• Your task: What is needed is an exact copy of the records below, without the pictures.

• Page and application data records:
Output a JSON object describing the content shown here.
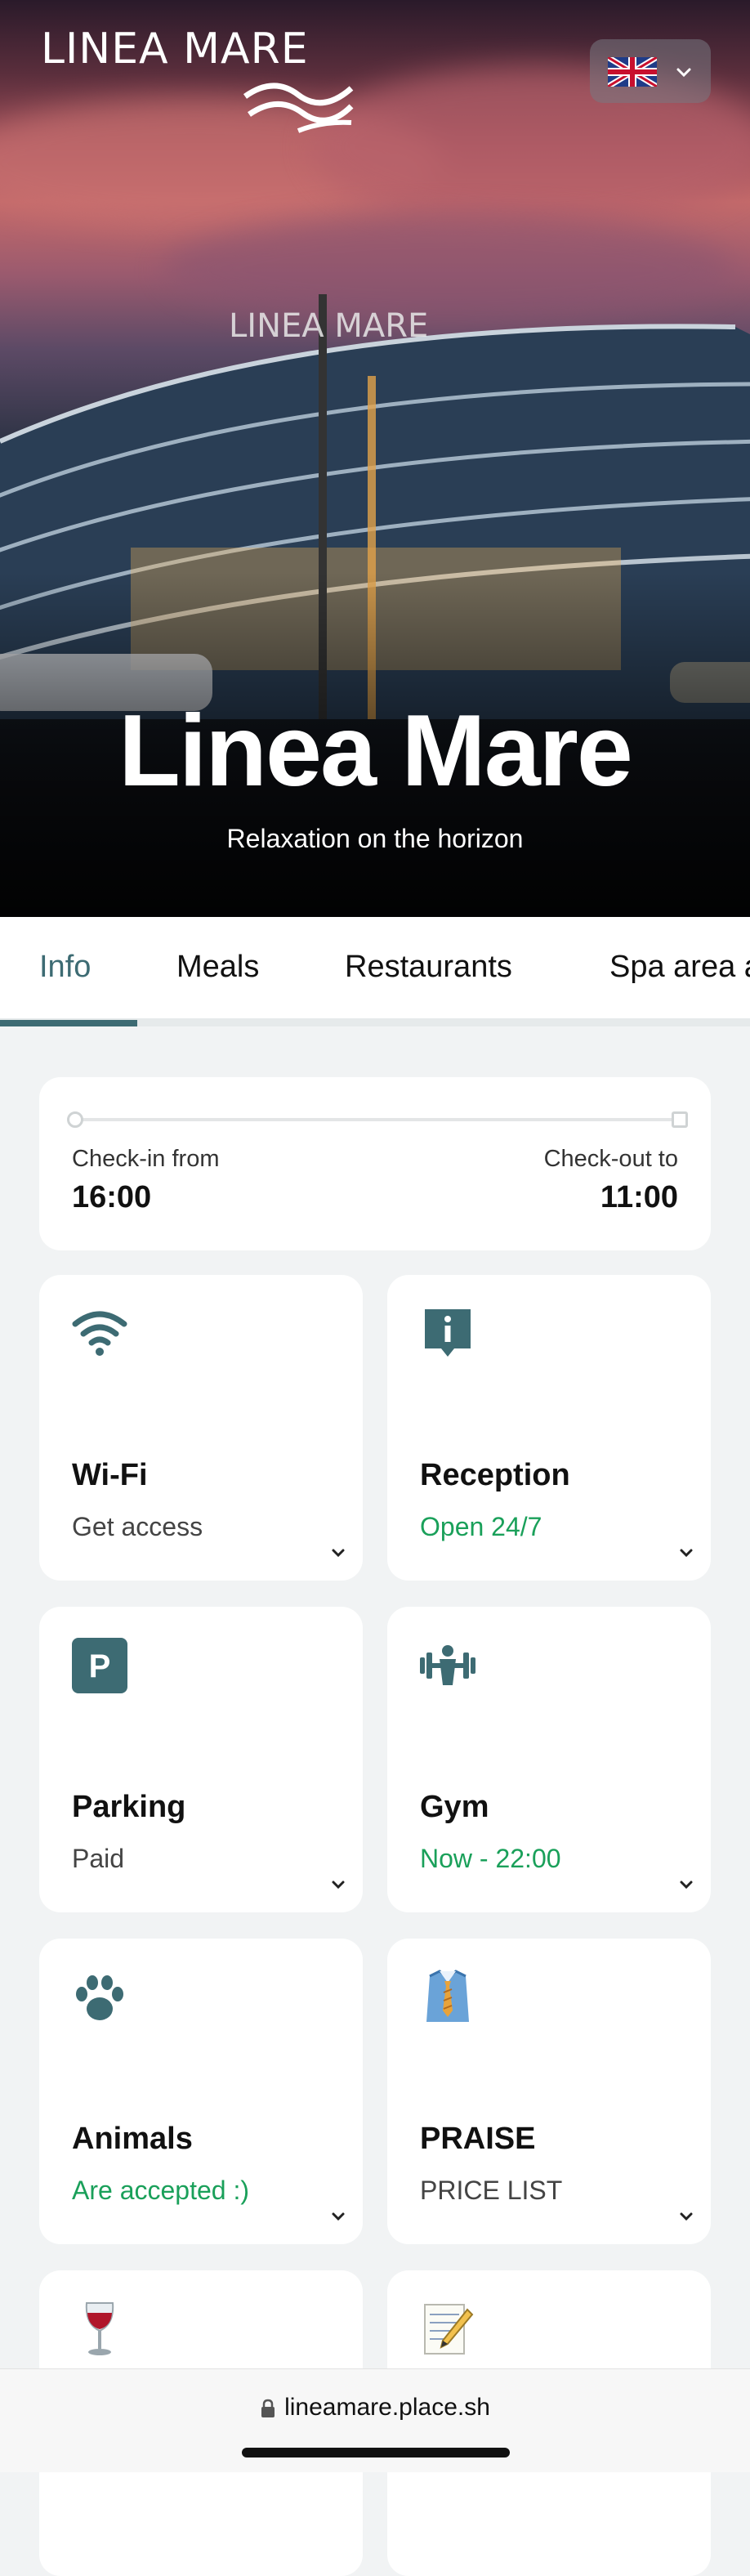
{
  "brand": {
    "logo_text": "LINEA MARE",
    "hero_title": "Linea Mare",
    "hero_subtitle": "Relaxation on the horizon",
    "accent_color": "#3d6b73",
    "green_color": "#1aa05a"
  },
  "language": {
    "selected": "uk-flag-icon"
  },
  "tabs": [
    {
      "label": "Info",
      "active": true
    },
    {
      "label": "Meals"
    },
    {
      "label": "Restaurants"
    },
    {
      "label": "Spa area a"
    }
  ],
  "checkin": {
    "in_label": "Check-in from",
    "in_time": "16:00",
    "out_label": "Check-out to",
    "out_time": "11:00"
  },
  "tiles": [
    {
      "icon": "wifi-icon",
      "title": "Wi-Fi",
      "subtitle": "Get access"
    },
    {
      "icon": "info-icon",
      "title": "Reception",
      "subtitle": "Open 24/7"
    },
    {
      "icon": "parking-icon",
      "title": "Parking",
      "subtitle": "Paid"
    },
    {
      "icon": "gym-icon",
      "title": "Gym",
      "subtitle": "Now - 22:00"
    },
    {
      "icon": "paw-icon",
      "title": "Animals",
      "subtitle": "Are accepted :)"
    },
    {
      "icon": "shirt-tie-icon",
      "title": "PRAISE",
      "subtitle": "PRICE LIST"
    },
    {
      "icon": "wine-glass-icon"
    },
    {
      "icon": "memo-icon"
    }
  ],
  "browser": {
    "url": "lineamare.place.sh"
  }
}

• Task answer:
Output a JSON object describing the content shown here.
{
  "brand": {
    "logo_text": "LINEA MARE",
    "hero_title": "Linea Mare",
    "hero_subtitle": "Relaxation on the horizon",
    "accent_color": "#3d6b73",
    "green_color": "#1aa05a"
  },
  "language": {
    "selected": "uk-flag-icon"
  },
  "tabs": [
    {
      "label": "Info",
      "active": true
    },
    {
      "label": "Meals"
    },
    {
      "label": "Restaurants"
    },
    {
      "label": "Spa area a"
    }
  ],
  "checkin": {
    "in_label": "Check-in from",
    "in_time": "16:00",
    "out_label": "Check-out to",
    "out_time": "11:00"
  },
  "tiles": [
    {
      "icon": "wifi-icon",
      "title": "Wi-Fi",
      "subtitle": "Get access"
    },
    {
      "icon": "info-icon",
      "title": "Reception",
      "subtitle": "Open 24/7"
    },
    {
      "icon": "parking-icon",
      "title": "Parking",
      "subtitle": "Paid"
    },
    {
      "icon": "gym-icon",
      "title": "Gym",
      "subtitle": "Now - 22:00"
    },
    {
      "icon": "paw-icon",
      "title": "Animals",
      "subtitle": "Are accepted :)"
    },
    {
      "icon": "shirt-tie-icon",
      "title": "PRAISE",
      "subtitle": "PRICE LIST"
    },
    {
      "icon": "wine-glass-icon"
    },
    {
      "icon": "memo-icon"
    }
  ],
  "browser": {
    "url": "lineamare.place.sh"
  }
}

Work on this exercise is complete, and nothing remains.